Ken Anderson
Senior Member
Username: Ken75

Post Number: 1821
Registered: 11-2002
Posted From: 69.168.130.193
Posted on Tuesday, November 28, 2006 - 05:55 am:   Edit Post Delete Post View Post/Check IP    Ban Poster IP (Moderator/Admin only)

Even though a person calibrates their thermometer, what guarantee is there of accuracy? I mean, you could take a $10 thermometer and calibrate it, but what assurance of repeatability does that give you?
 

Tom Meier
Intermediate Member
Username: Brewdawg96

Post Number: 432
Registered: 03-2003
Posted From: 70.157.38.74
Posted on Tuesday, November 28, 2006 - 06:33 am:   Edit Post Delete Post View Post/Check IP    Ban Poster IP (Moderator/Admin only)

good point. I will be banking on the fact that
a) at least the strike water will be measured and confirmed with traceable accurate thermometer and

b) the bimetal will be calibrated each brew, and I will know quickly if it is repeatable or not
 

Richard Nye
Senior Member
Username: Yeasty_boy

Post Number: 1807
Registered: 01-2004
Posted From: 68.4.202.69
Posted on Tuesday, November 28, 2006 - 03:02 pm:   Edit Post Delete Post View Post/Check IP    Ban Poster IP (Moderator/Admin only)

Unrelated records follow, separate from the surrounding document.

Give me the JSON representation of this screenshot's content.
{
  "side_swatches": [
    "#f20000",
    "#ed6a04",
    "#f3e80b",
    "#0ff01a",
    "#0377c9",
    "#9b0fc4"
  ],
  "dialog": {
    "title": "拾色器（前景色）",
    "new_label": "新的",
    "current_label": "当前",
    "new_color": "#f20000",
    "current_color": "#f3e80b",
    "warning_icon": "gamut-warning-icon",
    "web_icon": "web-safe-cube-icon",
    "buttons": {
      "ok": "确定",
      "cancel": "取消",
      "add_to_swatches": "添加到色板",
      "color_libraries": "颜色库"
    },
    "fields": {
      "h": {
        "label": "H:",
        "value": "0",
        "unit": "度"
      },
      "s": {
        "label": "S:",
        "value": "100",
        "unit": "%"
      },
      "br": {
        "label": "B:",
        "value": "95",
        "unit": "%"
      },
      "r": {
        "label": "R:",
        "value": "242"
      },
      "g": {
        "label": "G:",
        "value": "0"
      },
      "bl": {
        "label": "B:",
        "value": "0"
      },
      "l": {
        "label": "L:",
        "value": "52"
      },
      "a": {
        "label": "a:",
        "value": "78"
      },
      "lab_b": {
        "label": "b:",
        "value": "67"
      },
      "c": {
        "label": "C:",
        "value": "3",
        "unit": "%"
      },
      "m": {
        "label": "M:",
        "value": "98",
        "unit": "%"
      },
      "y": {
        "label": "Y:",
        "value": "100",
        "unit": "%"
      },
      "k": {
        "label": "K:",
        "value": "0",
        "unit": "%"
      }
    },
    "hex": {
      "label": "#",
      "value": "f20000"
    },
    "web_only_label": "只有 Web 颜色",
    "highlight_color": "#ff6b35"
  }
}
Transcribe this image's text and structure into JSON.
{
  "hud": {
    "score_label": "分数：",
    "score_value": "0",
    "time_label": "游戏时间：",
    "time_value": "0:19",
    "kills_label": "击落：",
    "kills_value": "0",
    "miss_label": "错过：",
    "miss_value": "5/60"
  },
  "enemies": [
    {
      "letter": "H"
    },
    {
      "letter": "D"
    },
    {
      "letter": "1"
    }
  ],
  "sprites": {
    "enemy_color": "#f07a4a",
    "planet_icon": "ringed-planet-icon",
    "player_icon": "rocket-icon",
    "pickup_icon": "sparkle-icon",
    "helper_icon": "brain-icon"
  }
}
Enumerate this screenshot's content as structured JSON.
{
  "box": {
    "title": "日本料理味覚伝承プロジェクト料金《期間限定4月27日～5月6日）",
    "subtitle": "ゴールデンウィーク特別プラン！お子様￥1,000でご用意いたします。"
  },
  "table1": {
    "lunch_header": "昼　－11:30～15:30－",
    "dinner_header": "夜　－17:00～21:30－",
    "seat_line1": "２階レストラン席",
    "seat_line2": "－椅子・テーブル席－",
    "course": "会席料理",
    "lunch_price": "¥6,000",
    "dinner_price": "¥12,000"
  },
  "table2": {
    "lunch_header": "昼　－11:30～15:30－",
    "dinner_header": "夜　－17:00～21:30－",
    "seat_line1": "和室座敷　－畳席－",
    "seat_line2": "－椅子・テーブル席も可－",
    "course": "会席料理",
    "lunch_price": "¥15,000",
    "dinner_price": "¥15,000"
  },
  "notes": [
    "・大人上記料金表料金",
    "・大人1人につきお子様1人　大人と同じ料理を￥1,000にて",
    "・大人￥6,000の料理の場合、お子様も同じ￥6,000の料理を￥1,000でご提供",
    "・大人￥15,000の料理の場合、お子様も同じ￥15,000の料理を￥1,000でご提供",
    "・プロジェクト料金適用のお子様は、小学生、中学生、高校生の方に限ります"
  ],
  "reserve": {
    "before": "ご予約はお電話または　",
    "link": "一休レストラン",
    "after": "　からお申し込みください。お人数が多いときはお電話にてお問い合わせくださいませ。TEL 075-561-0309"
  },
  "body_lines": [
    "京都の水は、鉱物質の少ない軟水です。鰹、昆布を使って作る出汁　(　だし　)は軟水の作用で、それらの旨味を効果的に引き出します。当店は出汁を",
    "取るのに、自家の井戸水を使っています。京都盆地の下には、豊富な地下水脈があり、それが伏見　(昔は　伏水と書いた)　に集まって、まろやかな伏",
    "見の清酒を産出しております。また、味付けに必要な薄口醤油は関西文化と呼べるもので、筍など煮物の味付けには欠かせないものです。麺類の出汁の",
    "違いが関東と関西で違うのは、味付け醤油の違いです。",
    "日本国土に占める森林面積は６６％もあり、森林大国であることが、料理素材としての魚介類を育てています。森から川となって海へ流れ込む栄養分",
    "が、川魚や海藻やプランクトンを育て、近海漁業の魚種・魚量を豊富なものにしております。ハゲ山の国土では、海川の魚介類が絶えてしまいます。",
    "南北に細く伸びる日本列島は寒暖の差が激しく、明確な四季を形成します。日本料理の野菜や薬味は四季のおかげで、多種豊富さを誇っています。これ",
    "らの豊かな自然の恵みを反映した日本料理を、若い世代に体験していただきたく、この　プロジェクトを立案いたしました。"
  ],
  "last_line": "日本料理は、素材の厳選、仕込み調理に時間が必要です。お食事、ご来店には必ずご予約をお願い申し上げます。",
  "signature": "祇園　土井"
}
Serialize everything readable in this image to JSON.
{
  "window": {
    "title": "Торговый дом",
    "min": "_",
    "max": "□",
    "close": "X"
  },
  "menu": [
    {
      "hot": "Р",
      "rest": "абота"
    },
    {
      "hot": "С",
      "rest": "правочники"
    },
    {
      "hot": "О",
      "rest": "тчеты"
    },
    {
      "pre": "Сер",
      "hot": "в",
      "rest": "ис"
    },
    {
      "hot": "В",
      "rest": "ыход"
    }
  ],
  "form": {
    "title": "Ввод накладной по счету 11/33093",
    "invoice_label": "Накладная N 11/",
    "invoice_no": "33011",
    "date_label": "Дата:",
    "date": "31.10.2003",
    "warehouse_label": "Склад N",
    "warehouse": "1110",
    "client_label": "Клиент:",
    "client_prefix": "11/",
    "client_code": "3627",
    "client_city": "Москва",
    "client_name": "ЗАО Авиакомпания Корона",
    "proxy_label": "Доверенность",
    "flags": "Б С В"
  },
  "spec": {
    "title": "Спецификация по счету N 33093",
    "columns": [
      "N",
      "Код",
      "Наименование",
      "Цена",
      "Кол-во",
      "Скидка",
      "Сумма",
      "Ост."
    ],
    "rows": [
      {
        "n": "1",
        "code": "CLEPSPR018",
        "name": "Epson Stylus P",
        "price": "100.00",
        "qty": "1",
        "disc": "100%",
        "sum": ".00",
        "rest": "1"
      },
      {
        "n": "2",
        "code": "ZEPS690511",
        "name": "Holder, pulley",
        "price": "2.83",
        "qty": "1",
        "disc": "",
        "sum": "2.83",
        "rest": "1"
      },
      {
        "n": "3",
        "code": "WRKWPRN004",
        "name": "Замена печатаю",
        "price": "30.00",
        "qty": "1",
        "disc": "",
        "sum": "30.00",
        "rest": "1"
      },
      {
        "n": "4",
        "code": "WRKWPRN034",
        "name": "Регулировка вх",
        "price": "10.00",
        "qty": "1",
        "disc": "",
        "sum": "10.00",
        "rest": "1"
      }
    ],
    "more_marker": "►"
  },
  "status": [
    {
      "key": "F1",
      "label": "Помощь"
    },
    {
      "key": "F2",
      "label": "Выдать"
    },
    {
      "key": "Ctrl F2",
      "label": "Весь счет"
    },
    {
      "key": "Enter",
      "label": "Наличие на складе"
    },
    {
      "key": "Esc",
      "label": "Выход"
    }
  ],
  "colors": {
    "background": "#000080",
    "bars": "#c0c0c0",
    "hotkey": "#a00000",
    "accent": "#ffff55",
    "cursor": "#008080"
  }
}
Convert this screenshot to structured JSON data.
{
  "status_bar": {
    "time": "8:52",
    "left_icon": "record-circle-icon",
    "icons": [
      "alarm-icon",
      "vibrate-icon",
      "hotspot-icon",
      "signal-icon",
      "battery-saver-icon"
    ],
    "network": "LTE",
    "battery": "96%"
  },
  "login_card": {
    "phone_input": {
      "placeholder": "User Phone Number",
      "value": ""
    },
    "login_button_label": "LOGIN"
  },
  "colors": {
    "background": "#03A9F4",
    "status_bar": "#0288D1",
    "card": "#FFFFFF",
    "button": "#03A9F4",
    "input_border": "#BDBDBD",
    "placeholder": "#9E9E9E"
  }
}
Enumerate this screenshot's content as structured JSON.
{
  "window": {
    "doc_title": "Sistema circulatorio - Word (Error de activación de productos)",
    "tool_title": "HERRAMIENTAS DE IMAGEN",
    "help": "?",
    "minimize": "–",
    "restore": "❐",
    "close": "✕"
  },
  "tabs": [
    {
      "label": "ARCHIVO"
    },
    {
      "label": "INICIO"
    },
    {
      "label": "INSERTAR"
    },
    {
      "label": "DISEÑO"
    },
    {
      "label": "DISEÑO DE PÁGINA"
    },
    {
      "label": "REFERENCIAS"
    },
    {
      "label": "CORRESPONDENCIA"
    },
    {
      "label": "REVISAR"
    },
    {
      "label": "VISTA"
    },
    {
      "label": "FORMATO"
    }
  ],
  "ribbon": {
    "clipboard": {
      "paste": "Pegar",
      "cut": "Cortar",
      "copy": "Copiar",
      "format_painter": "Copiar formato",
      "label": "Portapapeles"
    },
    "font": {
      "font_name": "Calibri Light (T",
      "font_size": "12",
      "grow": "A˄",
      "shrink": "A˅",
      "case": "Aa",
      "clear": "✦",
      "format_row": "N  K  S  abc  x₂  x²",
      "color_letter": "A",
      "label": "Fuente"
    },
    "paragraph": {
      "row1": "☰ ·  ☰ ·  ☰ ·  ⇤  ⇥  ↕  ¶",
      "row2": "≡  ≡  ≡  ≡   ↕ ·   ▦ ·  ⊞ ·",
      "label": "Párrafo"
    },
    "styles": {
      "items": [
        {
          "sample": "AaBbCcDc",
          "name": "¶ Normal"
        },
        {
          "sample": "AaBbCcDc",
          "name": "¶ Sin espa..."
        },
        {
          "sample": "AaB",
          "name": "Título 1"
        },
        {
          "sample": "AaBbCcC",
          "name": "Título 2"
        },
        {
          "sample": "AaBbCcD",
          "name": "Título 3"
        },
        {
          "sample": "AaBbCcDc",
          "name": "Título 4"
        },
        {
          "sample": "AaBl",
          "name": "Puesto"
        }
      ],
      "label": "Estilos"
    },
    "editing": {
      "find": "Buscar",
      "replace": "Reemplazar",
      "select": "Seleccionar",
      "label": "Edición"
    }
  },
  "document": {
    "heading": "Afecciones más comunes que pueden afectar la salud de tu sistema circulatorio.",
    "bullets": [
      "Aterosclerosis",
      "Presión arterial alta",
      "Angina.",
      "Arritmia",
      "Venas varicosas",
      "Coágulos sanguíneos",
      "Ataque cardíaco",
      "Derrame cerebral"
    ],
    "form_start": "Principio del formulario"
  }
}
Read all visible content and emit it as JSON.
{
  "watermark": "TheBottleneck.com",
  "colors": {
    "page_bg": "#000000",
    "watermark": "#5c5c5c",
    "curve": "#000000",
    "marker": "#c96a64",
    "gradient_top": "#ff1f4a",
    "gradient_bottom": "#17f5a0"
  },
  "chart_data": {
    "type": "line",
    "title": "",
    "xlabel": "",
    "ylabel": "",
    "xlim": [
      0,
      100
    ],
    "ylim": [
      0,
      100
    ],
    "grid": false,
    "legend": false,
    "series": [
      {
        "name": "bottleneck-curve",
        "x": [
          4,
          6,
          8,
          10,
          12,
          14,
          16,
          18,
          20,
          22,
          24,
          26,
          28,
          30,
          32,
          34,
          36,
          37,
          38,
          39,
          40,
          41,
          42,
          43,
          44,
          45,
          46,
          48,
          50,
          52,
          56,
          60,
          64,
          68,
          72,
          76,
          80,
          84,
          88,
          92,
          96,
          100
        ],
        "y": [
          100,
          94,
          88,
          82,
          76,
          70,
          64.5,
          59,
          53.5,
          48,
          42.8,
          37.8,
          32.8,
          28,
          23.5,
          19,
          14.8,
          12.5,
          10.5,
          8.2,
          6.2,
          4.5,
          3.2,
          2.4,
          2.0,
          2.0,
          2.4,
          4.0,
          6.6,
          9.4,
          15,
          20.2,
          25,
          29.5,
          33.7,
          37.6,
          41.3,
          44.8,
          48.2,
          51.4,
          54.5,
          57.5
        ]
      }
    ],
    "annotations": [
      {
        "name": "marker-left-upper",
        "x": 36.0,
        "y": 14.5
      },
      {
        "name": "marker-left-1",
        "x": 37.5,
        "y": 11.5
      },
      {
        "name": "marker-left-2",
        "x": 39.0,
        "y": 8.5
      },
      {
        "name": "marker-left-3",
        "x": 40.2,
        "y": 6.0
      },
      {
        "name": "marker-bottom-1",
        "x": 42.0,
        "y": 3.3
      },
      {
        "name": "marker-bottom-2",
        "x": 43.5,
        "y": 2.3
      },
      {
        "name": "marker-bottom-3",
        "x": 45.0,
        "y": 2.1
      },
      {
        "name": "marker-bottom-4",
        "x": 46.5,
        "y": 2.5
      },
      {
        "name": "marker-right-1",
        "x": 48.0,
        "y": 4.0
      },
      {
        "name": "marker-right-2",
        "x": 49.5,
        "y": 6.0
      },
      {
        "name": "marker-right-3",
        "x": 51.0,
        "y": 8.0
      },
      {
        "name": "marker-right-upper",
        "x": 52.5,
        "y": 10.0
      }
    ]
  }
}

I have one of those NIST mercury thermometers and metal sheaths from B3 also. Problem with those is they're hard to read, and if you take them out of the liquid to read them they cool off. But they're good for the occasional use of calibrating other thermometers.

BTW, my thermometer from B3 had a small gap in the mercury. If that happens to you, just put in in some crushed up dry ice for a while. The mercury will collect in the well at the bottom and fix the gap.
 

Mike McNeil
Member
Username: Macster

Post Number: 233
Registered: 03-2003
Posted From: 76.18.211.142
Posted on Wednesday, November 29, 2006 - 04:14 am:   Edit Post Delete Post View Post/Check IP    Ban Poster IP (Moderator/Admin only)

I have to agree with Rich. I recently purchased the same mercury NIST thermometer and metal sheath from B3 and was surprised how difficult they are to read.

I'll have to double check on the gap in the Hg. I do recall that B3 did get a batch of these thermometers that had this problem. I didn't notice it in mine the time I used it to calibrate my bi-metal.

BTW, FWIT - stay away from the digitals. A good bimetal that you can adjust is a better buy. Check out www.tel-tru.com.
 

Randy McCord
Advanced Member
Username: Mccord

Post Number: 621
Registered: 02-2003
Posted From: 204.42.25.244
Posted on Wednesday, November 29, 2006 - 04:38 am:   Edit Post Delete Post View Post/Check IP    Ban Poster IP (Moderator/Admin only)

I always use and calibrate with the glass one that came with my first beer kit that was purchased back around 1996. If you think that's unreal, I still have my original hydrometer.

I've broken other thermos and hydros that I purchased later, but my originals are still going and I trust them.